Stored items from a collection

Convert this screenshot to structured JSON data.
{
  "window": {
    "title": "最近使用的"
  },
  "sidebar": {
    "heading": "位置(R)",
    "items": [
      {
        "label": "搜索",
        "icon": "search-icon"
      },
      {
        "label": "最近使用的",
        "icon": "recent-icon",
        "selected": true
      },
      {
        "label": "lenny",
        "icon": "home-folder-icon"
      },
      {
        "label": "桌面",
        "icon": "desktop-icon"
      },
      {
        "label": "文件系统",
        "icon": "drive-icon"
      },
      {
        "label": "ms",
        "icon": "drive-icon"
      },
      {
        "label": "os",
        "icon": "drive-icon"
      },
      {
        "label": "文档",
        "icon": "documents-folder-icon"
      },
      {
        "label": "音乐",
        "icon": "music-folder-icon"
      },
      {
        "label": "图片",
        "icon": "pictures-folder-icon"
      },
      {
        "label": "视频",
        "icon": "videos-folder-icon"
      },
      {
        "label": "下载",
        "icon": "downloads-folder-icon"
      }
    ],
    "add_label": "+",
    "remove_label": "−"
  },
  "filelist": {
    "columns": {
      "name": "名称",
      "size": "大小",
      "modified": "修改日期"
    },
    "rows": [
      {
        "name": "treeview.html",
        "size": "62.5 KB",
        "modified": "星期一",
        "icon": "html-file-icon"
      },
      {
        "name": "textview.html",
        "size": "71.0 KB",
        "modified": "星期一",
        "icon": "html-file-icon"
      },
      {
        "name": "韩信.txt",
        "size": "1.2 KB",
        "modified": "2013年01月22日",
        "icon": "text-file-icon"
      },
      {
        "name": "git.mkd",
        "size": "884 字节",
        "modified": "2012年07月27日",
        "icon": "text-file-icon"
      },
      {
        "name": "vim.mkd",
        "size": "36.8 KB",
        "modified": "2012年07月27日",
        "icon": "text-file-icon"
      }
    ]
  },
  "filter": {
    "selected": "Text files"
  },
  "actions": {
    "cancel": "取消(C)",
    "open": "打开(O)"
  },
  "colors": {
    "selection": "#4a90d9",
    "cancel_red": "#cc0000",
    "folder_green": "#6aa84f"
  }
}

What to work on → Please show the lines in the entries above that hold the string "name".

Answer section →
      "name": "名称",
        "name": "treeview.html",
        "name": "textview.html",
        "name": "韩信.txt",
        "name": "git.mkd",
        "name": "vim.mkd",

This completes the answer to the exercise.